From Wikipedia, the free encyclopedia
Jump to navigation Jump to search

Coordinates: 40°20′20″N 111°36′05″W / 40.33889°N 111.60139°W / 40.33889; -111.60139

Hikers (base of lower falls) visit Bridal Veil Falls.

Bridal Veil Falls is a 607-foot-tall (185 m) double cataract waterfall in the south end of Provo Canyon, close to US189 in Utah, United States.

History[edit]

  • An aerial tramway service to the top of the falls was built in 1961, and the small, six-passenger tramway functioned as a recreational attraction and as the only access to the mountaintop Eagle's Nest Lodge and restaurant, situated on a cliff at the top of the falls and built by Groneman Construction. When the tramway was in operation prior to the 1996 avalanche, it was heralded as the "world's steepest aerial tramway,"[1][2] although that claim is difficult to ascertain.
  • The falls were a featured point along the route of the Heber Creeper tourist train until the train discontinued its service past the falls, in the late 1980s. The train tracks in front of the falls were removed and converted into a recreational trail. Now, the falls and a small park just west of the falls (Bridal Veil Park) can also be accessed via U.S. Highway 189.
  • In early 1996, an avalanche destroyed the building housing, the tramway machinery, and a gift shop, and they were never rebuilt.
  • In July 2008, an arson fire burned the building at the top of the tramway, and very little remains.
  • In August 2008, the Utah County Sheriff's Office ordered the property owners, the Grow family from Orem, to pull down the remaining cable, fearing adventurers might use it to scale the rocky face by the waterfall.[3]
  • In October 2016, 2 deaths occurred which put the falls in the hot seat for being a dangerous place to hike, noting that there is about 1 death here per year. Rather, in October and November, the rocks can become very slippery due to the rapid temperature change creating thin layers of ice.[4]
  • Starting in April 2017 the remains of the tram and restaurant are to be removed from the site.[5][6]

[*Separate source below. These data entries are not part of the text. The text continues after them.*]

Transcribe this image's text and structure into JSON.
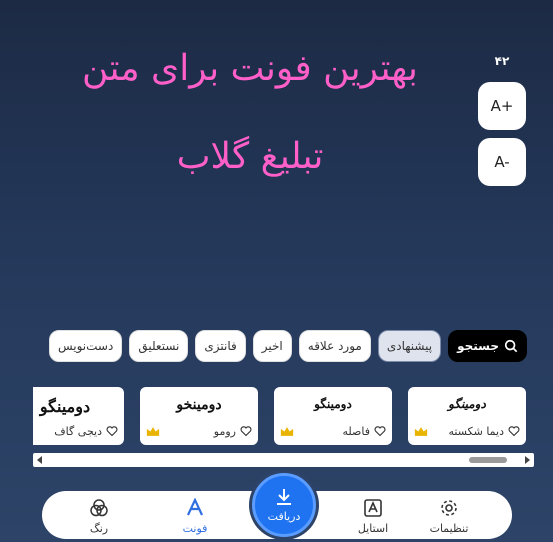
{
  "preview": {
    "line1": "بهترین فونت برای متن",
    "line2": "تبلیغ گلاب",
    "color": "#ff5fc8"
  },
  "size": {
    "value": "۴۲",
    "increase_label": "A+",
    "decrease_label": "A-"
  },
  "categories": {
    "search_label": "جستجو",
    "items": [
      {
        "label": "پیشنهادی",
        "active": true
      },
      {
        "label": "مورد علاقه",
        "active": false
      },
      {
        "label": "اخیر",
        "active": false
      },
      {
        "label": "فانتزی",
        "active": false
      },
      {
        "label": "نستعلیق",
        "active": false
      },
      {
        "label": "دست‌نویس",
        "active": false
      }
    ]
  },
  "fonts": [
    {
      "sample": "دومینگو",
      "name": "دیما شکسته",
      "premium": true
    },
    {
      "sample": "دومینگو",
      "name": "فاصله",
      "premium": true
    },
    {
      "sample": "دومینخو",
      "name": "رومو",
      "premium": true
    },
    {
      "sample": "دومینگو",
      "name": "دیجی گاف",
      "premium": false
    }
  ],
  "nav": {
    "settings": "تنظیمات",
    "style": "استایل",
    "download": "دریافت",
    "font": "فونت",
    "color": "رنگ",
    "active_color": "#2f6fe0",
    "download_color": "#1f73f0"
  }
}
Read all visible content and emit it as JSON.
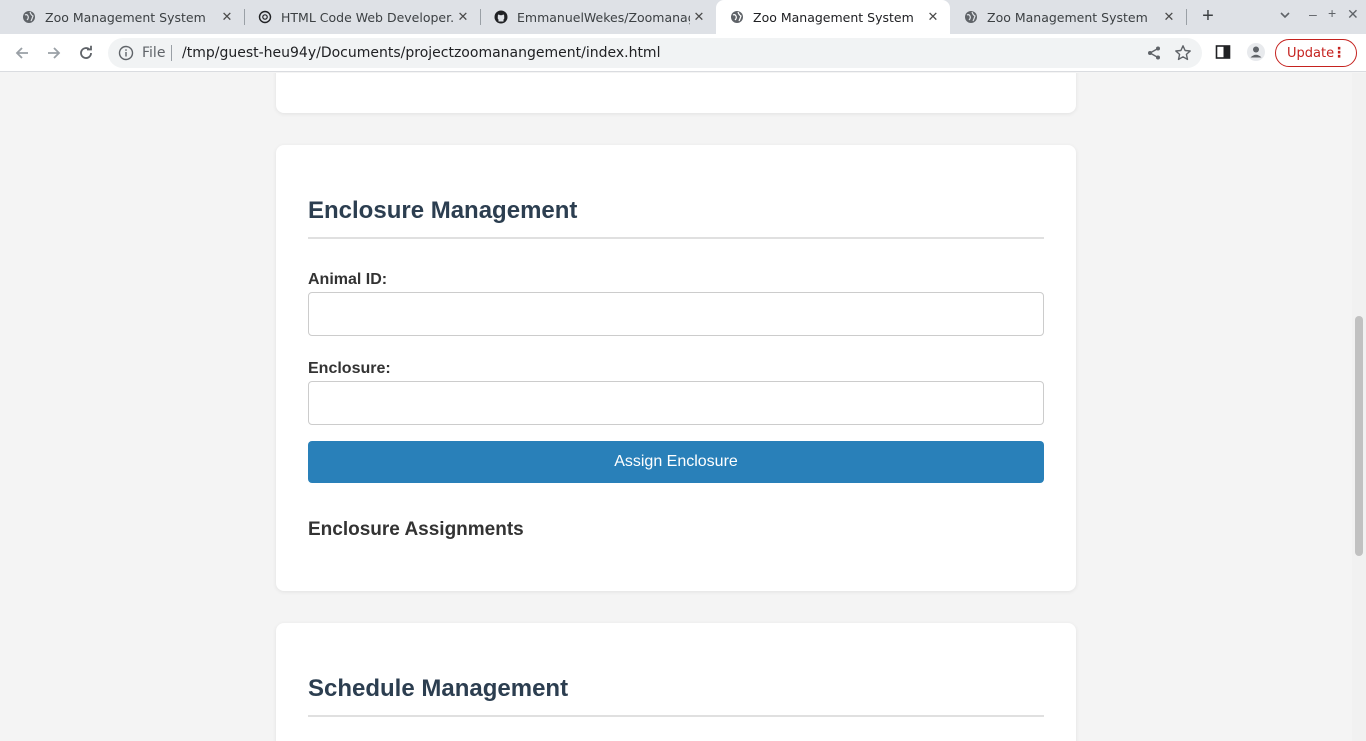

In art, entertainment, and media[edit]

  • The movie Savannah Smiles (1982), contains scenes in Provo Canyon, including Bridal Veil falls. The film also shows a scene with characters in the movie riding the tramway when it was still functioning.[7]

Gallery[edit]

References[edit]

  1. ^ "Looking for steep thrills". Daily Herald. Sep 13, 2006. 
  2. ^ "Herald Poll: Is Bridal Veil's past its future?". Daily Herald. Sep 4, 2008. 
  3. ^ Stryker, Ace (August 13, 2008). "Bridal Veil Falls tram line cut down". Daily Herald. 
  4. ^ http://www.ksl.com/?nid=1388&a=4968&showid=2033&n=Your%20Utah
  5. ^ Katie England (April 13, 2017). "Bridal Veil Falls area closed to public as $1 million demolition project gets underway". Daily Herald. 
  6. ^ Katie England (April 12, 2017). "Bridal Veil Falls to be closed for eight weeks". Daily Herald. 
  7. ^ "Locations: Savannah Smiles". FastRewind.com. 

External links[edit]

Media related to Bridal Veil Falls (Utah) at Wikimedia Commons